The data: Begin

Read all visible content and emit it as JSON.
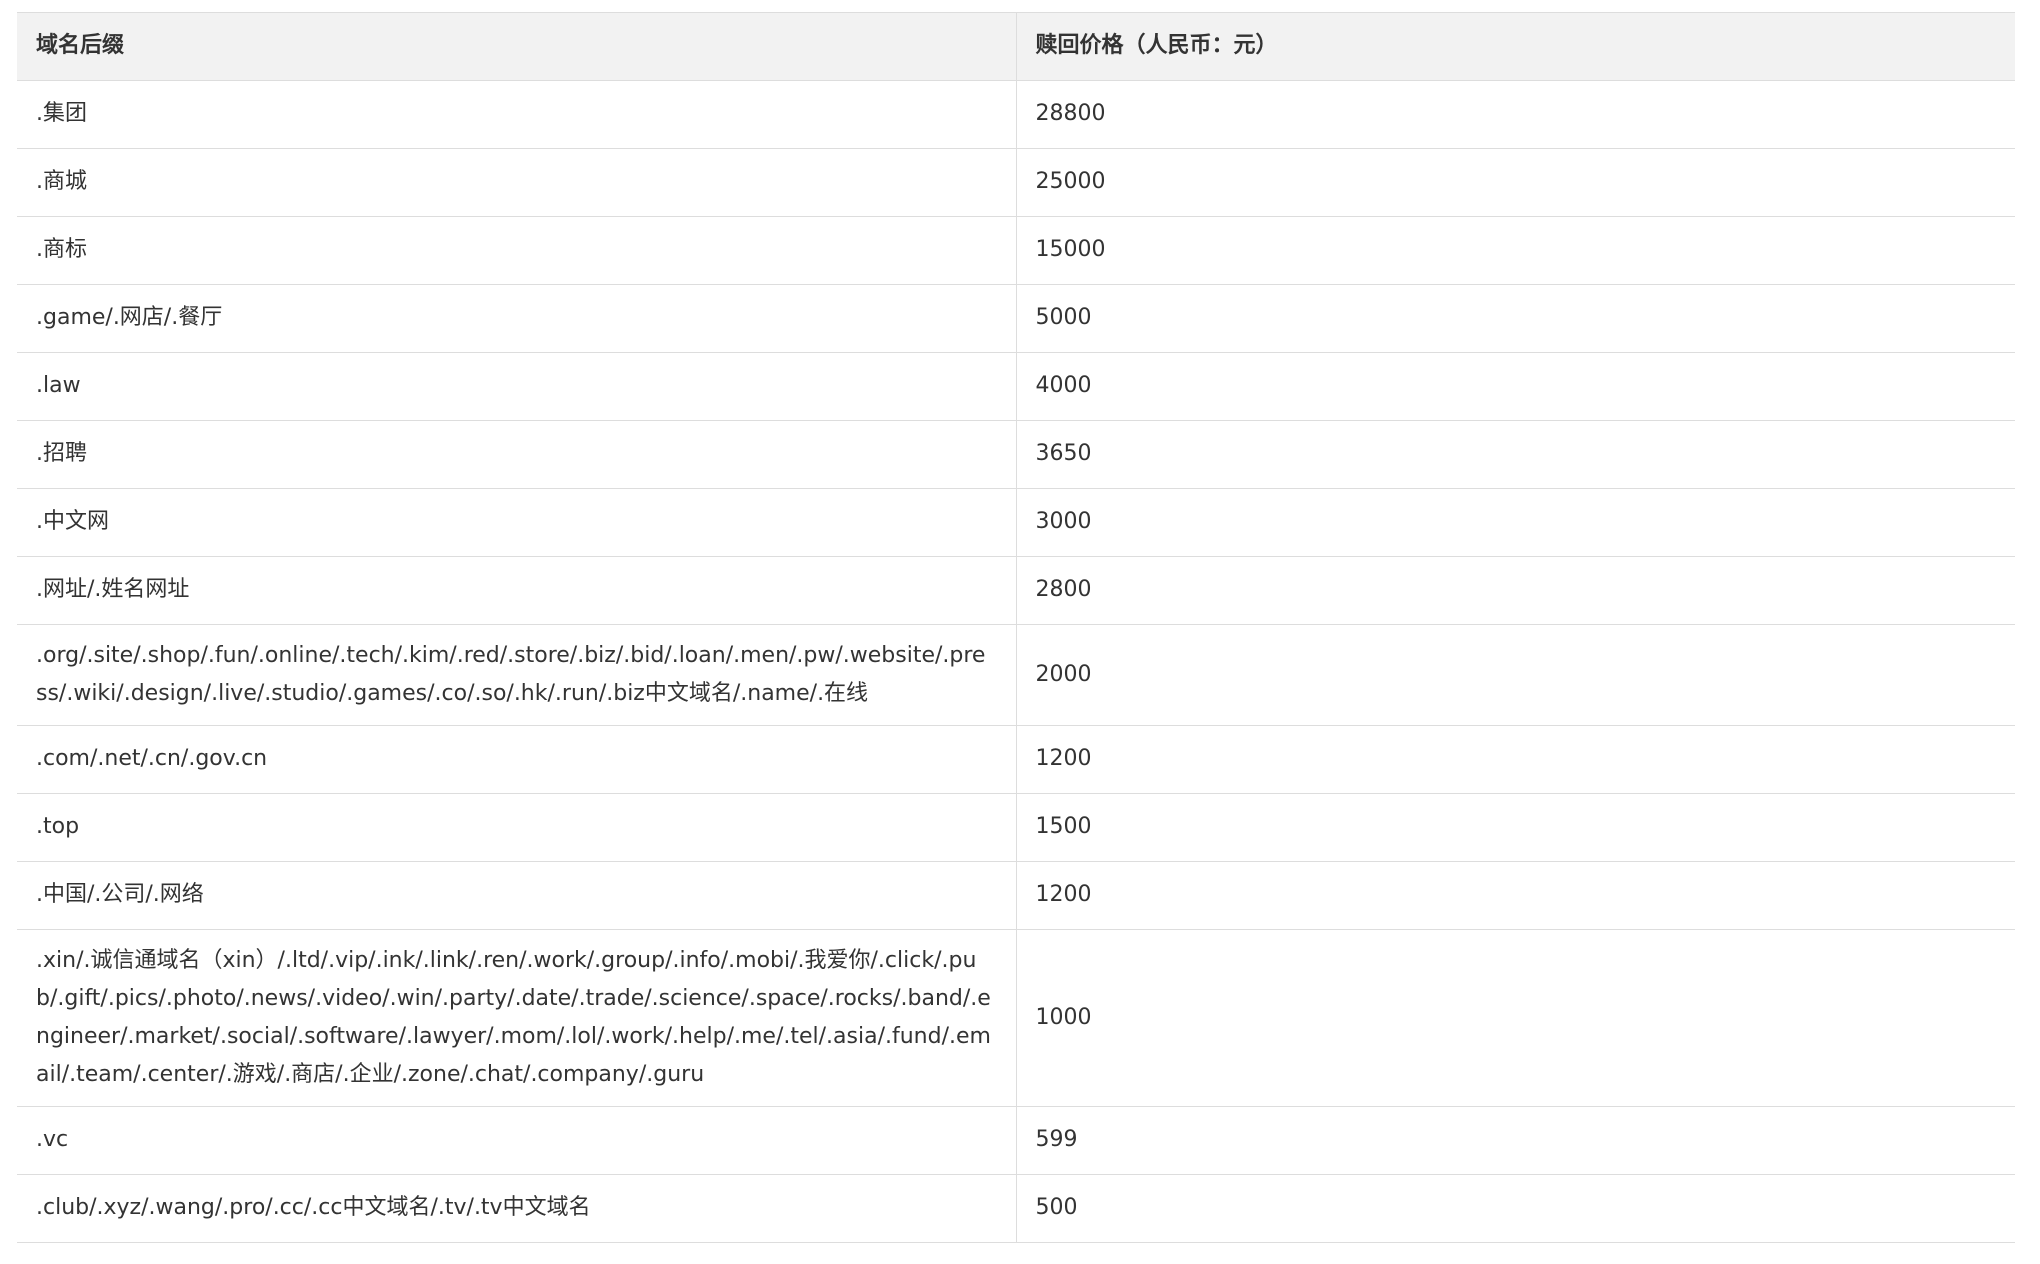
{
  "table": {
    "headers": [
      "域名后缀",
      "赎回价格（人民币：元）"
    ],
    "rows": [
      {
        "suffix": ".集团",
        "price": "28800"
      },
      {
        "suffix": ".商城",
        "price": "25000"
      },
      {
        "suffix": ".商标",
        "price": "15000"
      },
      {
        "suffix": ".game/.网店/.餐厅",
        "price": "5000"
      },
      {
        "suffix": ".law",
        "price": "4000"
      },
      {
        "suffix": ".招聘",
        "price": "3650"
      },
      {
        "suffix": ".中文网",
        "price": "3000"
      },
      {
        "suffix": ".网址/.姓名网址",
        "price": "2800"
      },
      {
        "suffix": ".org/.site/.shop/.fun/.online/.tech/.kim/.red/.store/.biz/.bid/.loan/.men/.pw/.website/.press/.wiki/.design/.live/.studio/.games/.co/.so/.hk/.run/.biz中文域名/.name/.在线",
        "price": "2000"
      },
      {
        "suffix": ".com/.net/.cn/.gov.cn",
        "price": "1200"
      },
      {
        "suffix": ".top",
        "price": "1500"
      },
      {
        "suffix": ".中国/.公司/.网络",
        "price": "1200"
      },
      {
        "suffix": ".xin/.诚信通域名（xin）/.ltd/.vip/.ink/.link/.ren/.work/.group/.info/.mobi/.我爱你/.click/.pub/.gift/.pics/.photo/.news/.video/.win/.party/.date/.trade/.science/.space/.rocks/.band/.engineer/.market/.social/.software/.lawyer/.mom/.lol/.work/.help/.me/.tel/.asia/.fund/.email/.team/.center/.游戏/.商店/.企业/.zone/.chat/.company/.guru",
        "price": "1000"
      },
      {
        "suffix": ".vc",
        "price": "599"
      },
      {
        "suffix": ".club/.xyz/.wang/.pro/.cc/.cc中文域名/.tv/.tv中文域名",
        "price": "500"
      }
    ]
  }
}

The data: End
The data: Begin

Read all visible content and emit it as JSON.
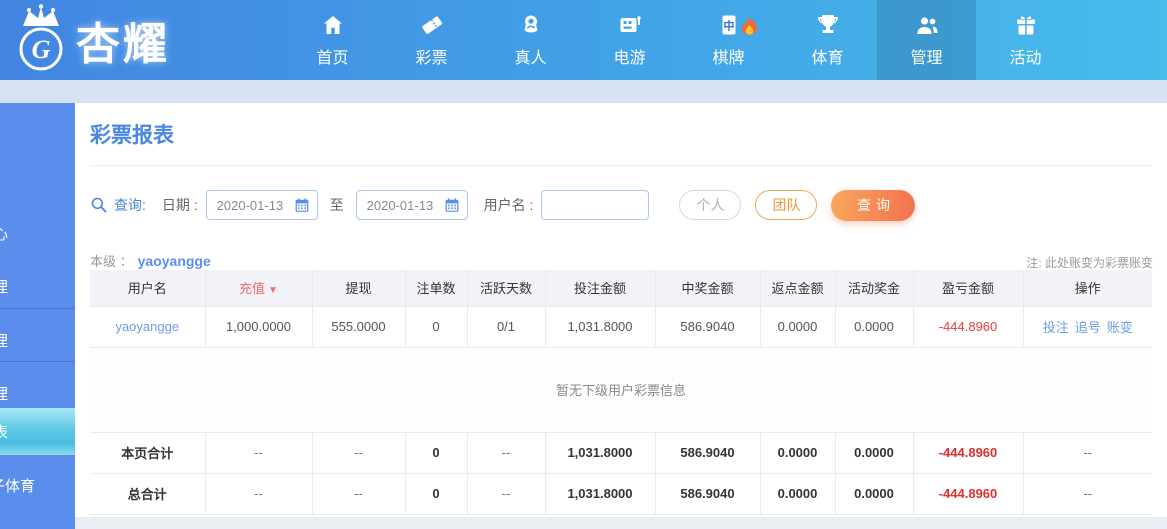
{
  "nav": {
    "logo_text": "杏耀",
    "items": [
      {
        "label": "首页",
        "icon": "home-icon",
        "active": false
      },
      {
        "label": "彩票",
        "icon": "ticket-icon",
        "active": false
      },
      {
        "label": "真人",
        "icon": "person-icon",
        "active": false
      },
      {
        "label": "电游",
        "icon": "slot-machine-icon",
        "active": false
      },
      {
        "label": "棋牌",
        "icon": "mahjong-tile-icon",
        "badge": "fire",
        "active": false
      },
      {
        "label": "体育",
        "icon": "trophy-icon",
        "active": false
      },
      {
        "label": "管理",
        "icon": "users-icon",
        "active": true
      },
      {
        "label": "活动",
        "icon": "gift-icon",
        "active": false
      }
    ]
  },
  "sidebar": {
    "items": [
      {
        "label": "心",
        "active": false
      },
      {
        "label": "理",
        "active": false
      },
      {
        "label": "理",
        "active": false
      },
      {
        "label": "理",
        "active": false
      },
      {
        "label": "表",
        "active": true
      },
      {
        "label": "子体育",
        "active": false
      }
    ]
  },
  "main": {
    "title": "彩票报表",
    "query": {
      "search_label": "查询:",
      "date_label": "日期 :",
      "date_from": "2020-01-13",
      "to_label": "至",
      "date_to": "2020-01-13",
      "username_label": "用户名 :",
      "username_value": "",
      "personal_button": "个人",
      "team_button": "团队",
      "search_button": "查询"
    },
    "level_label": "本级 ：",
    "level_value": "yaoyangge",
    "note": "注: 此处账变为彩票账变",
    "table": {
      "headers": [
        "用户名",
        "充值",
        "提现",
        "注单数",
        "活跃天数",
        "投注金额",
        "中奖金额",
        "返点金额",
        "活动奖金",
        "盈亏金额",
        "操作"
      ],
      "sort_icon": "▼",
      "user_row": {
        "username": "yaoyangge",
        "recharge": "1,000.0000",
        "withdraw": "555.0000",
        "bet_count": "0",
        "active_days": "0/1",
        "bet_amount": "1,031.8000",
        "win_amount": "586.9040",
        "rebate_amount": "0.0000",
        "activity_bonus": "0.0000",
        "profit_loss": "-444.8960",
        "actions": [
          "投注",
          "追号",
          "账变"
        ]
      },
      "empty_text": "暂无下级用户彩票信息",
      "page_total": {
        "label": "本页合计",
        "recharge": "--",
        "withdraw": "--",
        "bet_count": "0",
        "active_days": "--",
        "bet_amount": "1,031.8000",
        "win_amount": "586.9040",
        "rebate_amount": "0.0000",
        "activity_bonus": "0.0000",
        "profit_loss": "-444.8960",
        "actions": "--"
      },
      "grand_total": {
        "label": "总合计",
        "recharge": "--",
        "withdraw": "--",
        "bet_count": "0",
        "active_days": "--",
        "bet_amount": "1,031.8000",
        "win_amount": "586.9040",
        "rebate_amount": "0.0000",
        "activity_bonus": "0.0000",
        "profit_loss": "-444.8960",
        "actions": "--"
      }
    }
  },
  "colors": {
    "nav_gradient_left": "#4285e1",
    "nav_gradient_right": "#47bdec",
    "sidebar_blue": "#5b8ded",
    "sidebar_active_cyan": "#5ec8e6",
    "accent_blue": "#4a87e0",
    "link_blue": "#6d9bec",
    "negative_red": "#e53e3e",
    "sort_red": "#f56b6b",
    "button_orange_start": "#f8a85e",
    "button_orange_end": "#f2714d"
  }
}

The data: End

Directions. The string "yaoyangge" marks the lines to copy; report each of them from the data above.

Response.
    "level_value": "yaoyangge",
        "username": "yaoyangge",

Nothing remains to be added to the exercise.